(Saved entries)
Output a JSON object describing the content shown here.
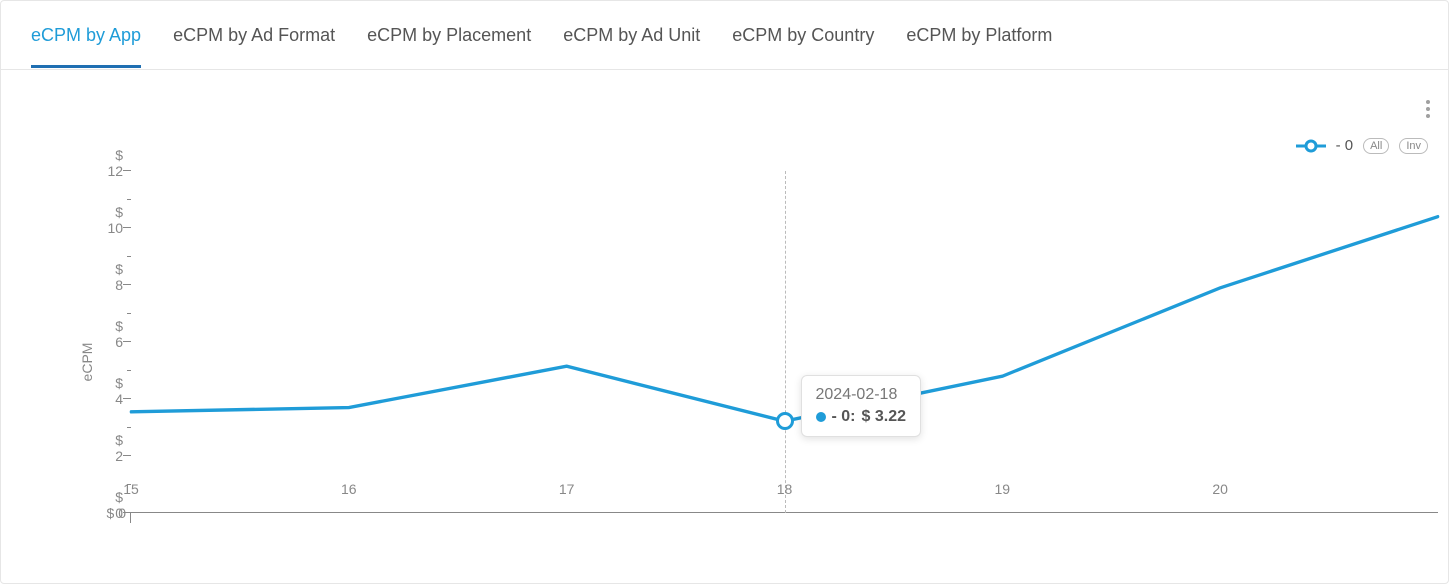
{
  "tabs": [
    {
      "label": "eCPM by App",
      "active": true
    },
    {
      "label": "eCPM by Ad Format",
      "active": false
    },
    {
      "label": "eCPM by Placement",
      "active": false
    },
    {
      "label": "eCPM by Ad Unit",
      "active": false
    },
    {
      "label": "eCPM by Country",
      "active": false
    },
    {
      "label": "eCPM by Platform",
      "active": false
    }
  ],
  "legend": {
    "series_label": " - 0",
    "all_label": "All",
    "inv_label": "Inv"
  },
  "axes": {
    "ylabel": "eCPM",
    "yticks": [
      "$ 0",
      "$ 2",
      "$ 4",
      "$ 6",
      "$ 8",
      "$ 10",
      "$ 12"
    ],
    "xticks": [
      "15",
      "16",
      "17",
      "18",
      "19",
      "20"
    ]
  },
  "tooltip": {
    "date": "2024-02-18",
    "series": " - 0:",
    "value": "$ 3.22"
  },
  "chart_data": {
    "type": "line",
    "title": "eCPM by App",
    "ylabel": "eCPM",
    "xlabel": "",
    "ylim": [
      0,
      12
    ],
    "xlim": [
      15,
      21
    ],
    "x": [
      15,
      16,
      17,
      18,
      19,
      20,
      21
    ],
    "series": [
      {
        "name": " - 0",
        "values": [
          3.55,
          3.7,
          5.15,
          3.22,
          4.8,
          7.9,
          10.4
        ]
      }
    ],
    "hover_index": 3,
    "hover_date": "2024-02-18",
    "hover_value": 3.22
  },
  "colors": {
    "accent": "#1f9cd8",
    "grid": "#e6e6e6",
    "text": "#555"
  }
}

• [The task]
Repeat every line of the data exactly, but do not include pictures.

• [Answer for this exercise]
Output a JSON object describing the content shown here.
{
  "tabs": [
    {
      "label": "eCPM by App",
      "active": true
    },
    {
      "label": "eCPM by Ad Format",
      "active": false
    },
    {
      "label": "eCPM by Placement",
      "active": false
    },
    {
      "label": "eCPM by Ad Unit",
      "active": false
    },
    {
      "label": "eCPM by Country",
      "active": false
    },
    {
      "label": "eCPM by Platform",
      "active": false
    }
  ],
  "legend": {
    "series_label": " - 0",
    "all_label": "All",
    "inv_label": "Inv"
  },
  "axes": {
    "ylabel": "eCPM",
    "yticks": [
      "$ 0",
      "$ 2",
      "$ 4",
      "$ 6",
      "$ 8",
      "$ 10",
      "$ 12"
    ],
    "xticks": [
      "15",
      "16",
      "17",
      "18",
      "19",
      "20"
    ]
  },
  "tooltip": {
    "date": "2024-02-18",
    "series": " - 0:",
    "value": "$ 3.22"
  },
  "chart_data": {
    "type": "line",
    "title": "eCPM by App",
    "ylabel": "eCPM",
    "xlabel": "",
    "ylim": [
      0,
      12
    ],
    "xlim": [
      15,
      21
    ],
    "x": [
      15,
      16,
      17,
      18,
      19,
      20,
      21
    ],
    "series": [
      {
        "name": " - 0",
        "values": [
          3.55,
          3.7,
          5.15,
          3.22,
          4.8,
          7.9,
          10.4
        ]
      }
    ],
    "hover_index": 3,
    "hover_date": "2024-02-18",
    "hover_value": 3.22
  },
  "colors": {
    "accent": "#1f9cd8",
    "grid": "#e6e6e6",
    "text": "#555"
  }
}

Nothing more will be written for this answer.